How did you get involved with SciPy?
My first substantial contribution was the implementation of Spherical Voronoi diagram calculation in
scipy.spatial.SphericalVoronoi. I was working on physics simulations of spherical influenza viruses at the time, and wanted a reliable way to determine the amount of surface area that molecules were occupying. I was fortunate that my postdoc supervisor at the time, Mark Sansom at Oxford, allowed me to explore my interest in computational geom- etry algorithms like that. I gave a talk at what I believe was the second annual PyData London conference about the algorithm implementation, which was still incomplete at the time, and received some really helpful feedback from two expert computational geometers—one was an academic, the other was loosely associated with the CGAL team.
I really enjoyed the process of working with the SciPy team—I remember the first person to ever review my code there was CJ Carey, a computer scientist who is now working at Google. I was pretty intimidated, but they were quite welcoming and I was probably a little too excited when Ralf Gommers, the chair of the steering council, invited me to join the core team. I’ve been hooked ever since!
What are the pros and cons of using SciPy?
You can usually depend on SciPy to have a pretty stable API over time—we generally take changes in behavior quite seriously. A break in backwards compatibility would normally require a long deprecation cycle. The qual- ity/robustness expected for algorithms implemented in SciPy is generally quite high and the library is well-tested, so it is usually best to use SciPy if an algorithm is already available in it. The documentation is of reasonably-high quality and constantly improving and many common questions are answered on i.e., StackOverflow.
If you want to play with experimental algorithms or advocate for a rapid change in behavior, SciPy may not be your first choice. Early adoption of im- mature technologies is usually not likely to happen. Stability and reliability are important at the base of the Python Scientific Computing ecosystem.
How will SciPy / NumPy be changing in the future?
A few things that stand out off the top of my head: improving support for using different backends to perform calculations with NumPy and SciPy (for example, using GPUs or distributed infrastructure), and making it easier to use custom dtypes. You might want to speed up code with Cython or Numba or Pythran and some thought may be required for NumPy and SciPy to remain well-suited for each of those.
I think I’m starting to see indications that binary wheels will eventually become available for PowerPC and ARM architectures, but my impression was that there were still some challenges there.

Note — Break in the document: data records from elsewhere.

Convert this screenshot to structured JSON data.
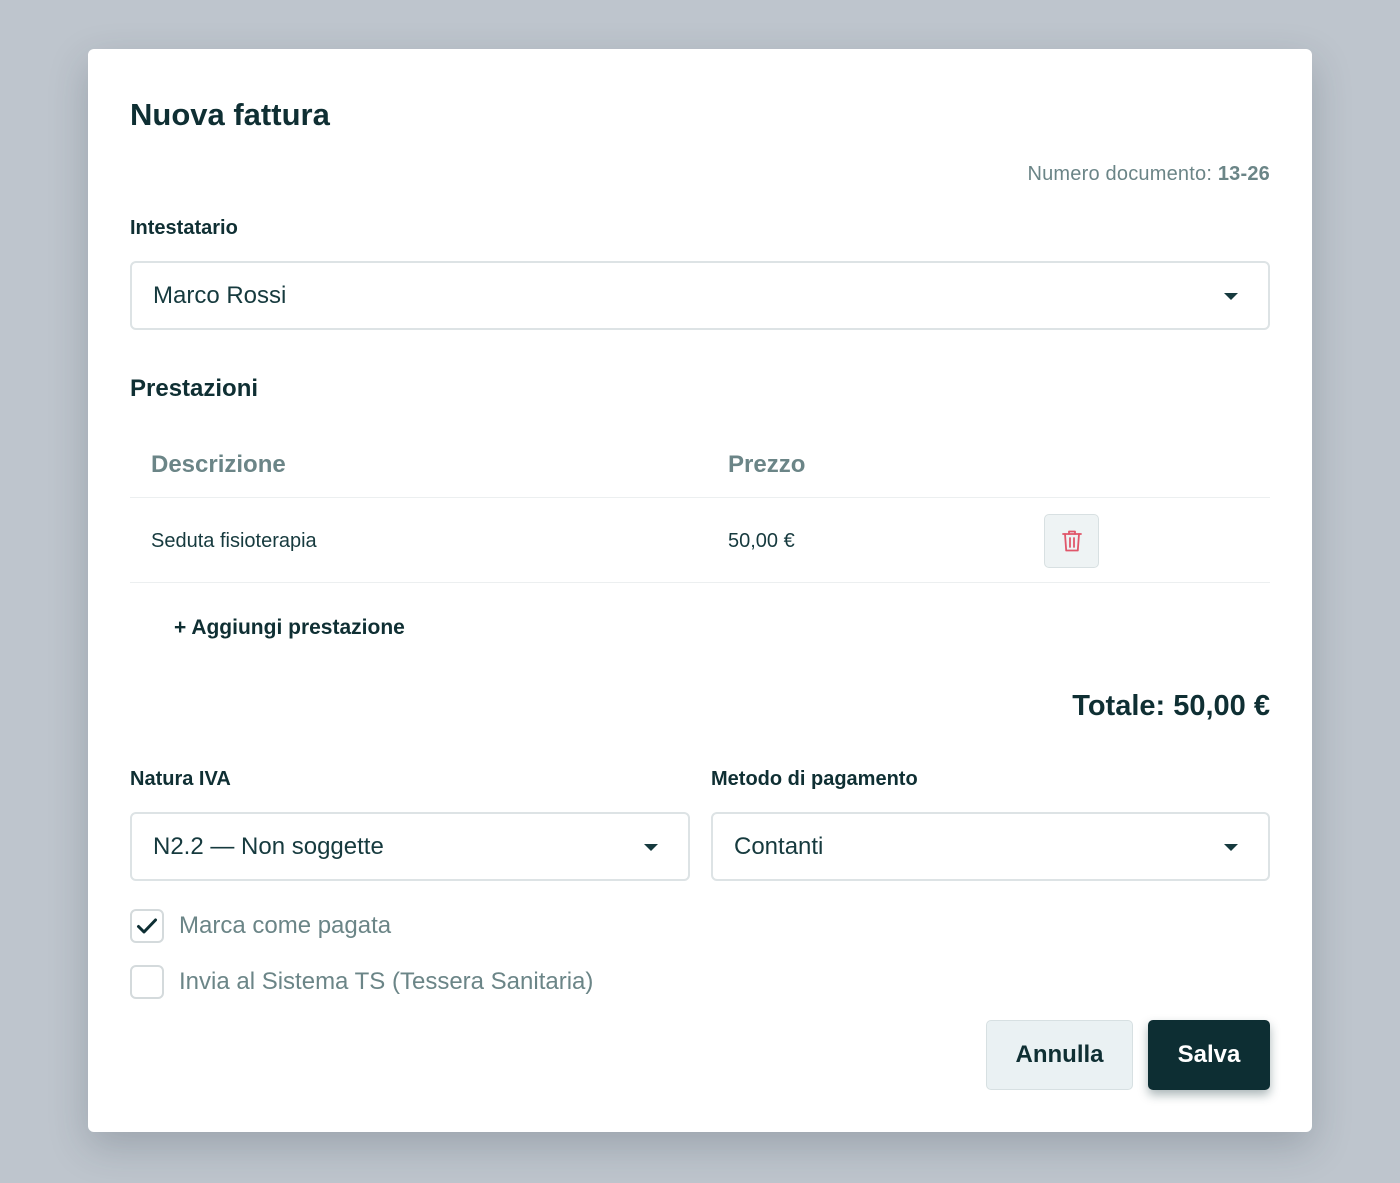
{
  "modal": {
    "title": "Nuova fattura",
    "doc_number_label": "Numero documento:",
    "doc_number": "13-26"
  },
  "intestatario": {
    "label": "Intestatario",
    "value": "Marco Rossi"
  },
  "prestazioni": {
    "title": "Prestazioni",
    "columns": [
      "Descrizione",
      "Prezzo"
    ],
    "rows": [
      {
        "descrizione": "Seduta fisioterapia",
        "prezzo": "50,00 €"
      }
    ],
    "add_label": "+ Aggiungi prestazione"
  },
  "total": "Totale: 50,00 €",
  "natura_iva": {
    "label": "Natura IVA",
    "value": "N2.2 — Non soggette"
  },
  "metodo_pagamento": {
    "label": "Metodo di pagamento",
    "value": "Contanti"
  },
  "checkboxes": [
    {
      "label": "Marca come pagata",
      "checked": true
    },
    {
      "label": "Invia al Sistema TS (Tessera Sanitaria)",
      "checked": false
    }
  ],
  "buttons": {
    "cancel": "Annulla",
    "save": "Salva"
  },
  "icons": {
    "delete": "trash-icon",
    "dropdown": "chevron-down-icon",
    "checked": "check-icon"
  },
  "colors": {
    "primary": "#0d2e33",
    "delete_icon": "#e0566a",
    "muted_text": "#6b8587"
  }
}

I think you’ll probably see better published papers/citation targets for these two projects in the future as well. With all the efforts underway to get grants to fund these projects I think we’ll continue to see periods where there will be funded developers driving things forward more quickly, as has happened with the grant for NumPy at UC BIDS.
Thanks for doing the interview, Tyler!